[Task]
Number of lines with "initials" in the data: give that figure by itself.

Collected data
--- --- ---
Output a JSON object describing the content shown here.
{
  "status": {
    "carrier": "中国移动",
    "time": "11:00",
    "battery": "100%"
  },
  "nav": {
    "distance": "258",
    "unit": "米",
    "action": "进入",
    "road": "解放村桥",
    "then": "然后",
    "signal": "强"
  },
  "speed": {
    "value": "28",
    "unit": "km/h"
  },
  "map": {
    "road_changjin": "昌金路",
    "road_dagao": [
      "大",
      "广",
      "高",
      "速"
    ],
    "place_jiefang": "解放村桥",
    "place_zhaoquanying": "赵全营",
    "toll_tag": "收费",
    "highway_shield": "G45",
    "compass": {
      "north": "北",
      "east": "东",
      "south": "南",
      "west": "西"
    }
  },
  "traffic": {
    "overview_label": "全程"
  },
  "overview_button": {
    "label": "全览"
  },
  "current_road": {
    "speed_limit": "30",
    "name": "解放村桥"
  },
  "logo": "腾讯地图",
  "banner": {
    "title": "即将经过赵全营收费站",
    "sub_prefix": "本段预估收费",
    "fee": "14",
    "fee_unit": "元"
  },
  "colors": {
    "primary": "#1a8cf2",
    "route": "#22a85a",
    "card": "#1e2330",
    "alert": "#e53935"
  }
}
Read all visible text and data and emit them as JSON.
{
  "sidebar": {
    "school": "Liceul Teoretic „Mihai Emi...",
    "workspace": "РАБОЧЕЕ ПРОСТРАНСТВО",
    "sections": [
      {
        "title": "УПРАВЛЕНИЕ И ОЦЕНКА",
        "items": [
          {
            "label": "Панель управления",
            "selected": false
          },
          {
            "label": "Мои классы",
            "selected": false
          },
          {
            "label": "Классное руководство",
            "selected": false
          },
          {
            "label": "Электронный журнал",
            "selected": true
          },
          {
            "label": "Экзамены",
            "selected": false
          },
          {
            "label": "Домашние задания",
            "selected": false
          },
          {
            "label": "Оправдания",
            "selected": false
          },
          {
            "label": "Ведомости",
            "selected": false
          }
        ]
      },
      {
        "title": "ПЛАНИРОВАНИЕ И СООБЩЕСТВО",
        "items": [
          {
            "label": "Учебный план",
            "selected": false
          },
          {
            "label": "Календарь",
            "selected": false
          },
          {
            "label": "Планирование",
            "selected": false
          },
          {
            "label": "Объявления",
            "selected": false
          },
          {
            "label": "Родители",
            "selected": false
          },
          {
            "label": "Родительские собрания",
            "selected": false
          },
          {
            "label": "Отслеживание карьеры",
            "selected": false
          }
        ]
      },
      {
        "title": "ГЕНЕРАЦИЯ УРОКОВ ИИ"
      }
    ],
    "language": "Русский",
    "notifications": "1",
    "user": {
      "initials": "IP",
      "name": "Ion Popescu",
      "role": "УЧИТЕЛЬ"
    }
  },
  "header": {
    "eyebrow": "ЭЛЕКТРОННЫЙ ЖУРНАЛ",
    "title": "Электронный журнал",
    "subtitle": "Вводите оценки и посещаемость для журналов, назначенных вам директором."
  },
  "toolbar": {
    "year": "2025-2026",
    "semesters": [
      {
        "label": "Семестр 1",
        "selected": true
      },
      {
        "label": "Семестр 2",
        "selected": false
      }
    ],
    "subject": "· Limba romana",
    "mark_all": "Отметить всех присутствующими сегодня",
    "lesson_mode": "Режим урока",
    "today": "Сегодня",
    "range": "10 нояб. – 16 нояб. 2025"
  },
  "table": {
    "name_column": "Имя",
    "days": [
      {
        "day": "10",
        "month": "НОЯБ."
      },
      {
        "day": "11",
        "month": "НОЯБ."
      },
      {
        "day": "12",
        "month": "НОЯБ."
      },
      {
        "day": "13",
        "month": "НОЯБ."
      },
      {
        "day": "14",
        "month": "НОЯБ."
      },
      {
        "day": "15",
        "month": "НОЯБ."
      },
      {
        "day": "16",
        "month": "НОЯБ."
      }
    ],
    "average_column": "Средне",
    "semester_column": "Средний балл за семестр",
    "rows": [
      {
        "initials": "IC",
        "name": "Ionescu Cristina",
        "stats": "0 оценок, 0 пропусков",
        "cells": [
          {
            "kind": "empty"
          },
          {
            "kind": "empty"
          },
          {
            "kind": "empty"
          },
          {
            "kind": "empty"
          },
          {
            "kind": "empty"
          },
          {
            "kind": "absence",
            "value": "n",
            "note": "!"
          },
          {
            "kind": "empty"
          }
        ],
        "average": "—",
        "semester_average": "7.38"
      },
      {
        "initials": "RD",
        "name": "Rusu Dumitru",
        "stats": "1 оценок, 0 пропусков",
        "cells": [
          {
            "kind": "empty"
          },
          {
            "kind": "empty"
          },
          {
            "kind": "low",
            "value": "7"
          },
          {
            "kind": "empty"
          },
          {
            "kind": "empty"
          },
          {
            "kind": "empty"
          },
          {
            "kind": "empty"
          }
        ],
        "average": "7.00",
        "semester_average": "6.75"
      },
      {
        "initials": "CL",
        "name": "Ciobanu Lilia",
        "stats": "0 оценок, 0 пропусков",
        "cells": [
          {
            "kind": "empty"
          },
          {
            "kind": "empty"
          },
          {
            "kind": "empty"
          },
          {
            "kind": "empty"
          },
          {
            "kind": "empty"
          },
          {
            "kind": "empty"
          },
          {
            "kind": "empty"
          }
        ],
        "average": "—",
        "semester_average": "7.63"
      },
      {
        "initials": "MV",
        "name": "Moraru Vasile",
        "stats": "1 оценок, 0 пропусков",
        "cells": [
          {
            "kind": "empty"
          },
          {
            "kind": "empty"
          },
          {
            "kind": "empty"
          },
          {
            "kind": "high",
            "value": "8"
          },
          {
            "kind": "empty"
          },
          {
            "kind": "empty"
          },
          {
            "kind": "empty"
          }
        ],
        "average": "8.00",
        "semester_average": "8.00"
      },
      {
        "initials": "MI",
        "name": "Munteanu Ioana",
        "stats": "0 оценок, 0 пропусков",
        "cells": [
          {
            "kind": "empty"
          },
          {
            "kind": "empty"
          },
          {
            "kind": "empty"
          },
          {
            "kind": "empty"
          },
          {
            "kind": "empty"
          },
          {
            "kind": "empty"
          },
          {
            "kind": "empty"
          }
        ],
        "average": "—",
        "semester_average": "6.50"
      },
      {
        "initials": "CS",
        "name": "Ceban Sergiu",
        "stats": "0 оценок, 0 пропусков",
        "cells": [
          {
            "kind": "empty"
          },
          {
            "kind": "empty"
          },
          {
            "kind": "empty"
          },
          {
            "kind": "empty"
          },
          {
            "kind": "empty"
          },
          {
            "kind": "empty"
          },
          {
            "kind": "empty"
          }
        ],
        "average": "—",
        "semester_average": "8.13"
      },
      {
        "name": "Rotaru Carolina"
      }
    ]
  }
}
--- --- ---
[Output below]
7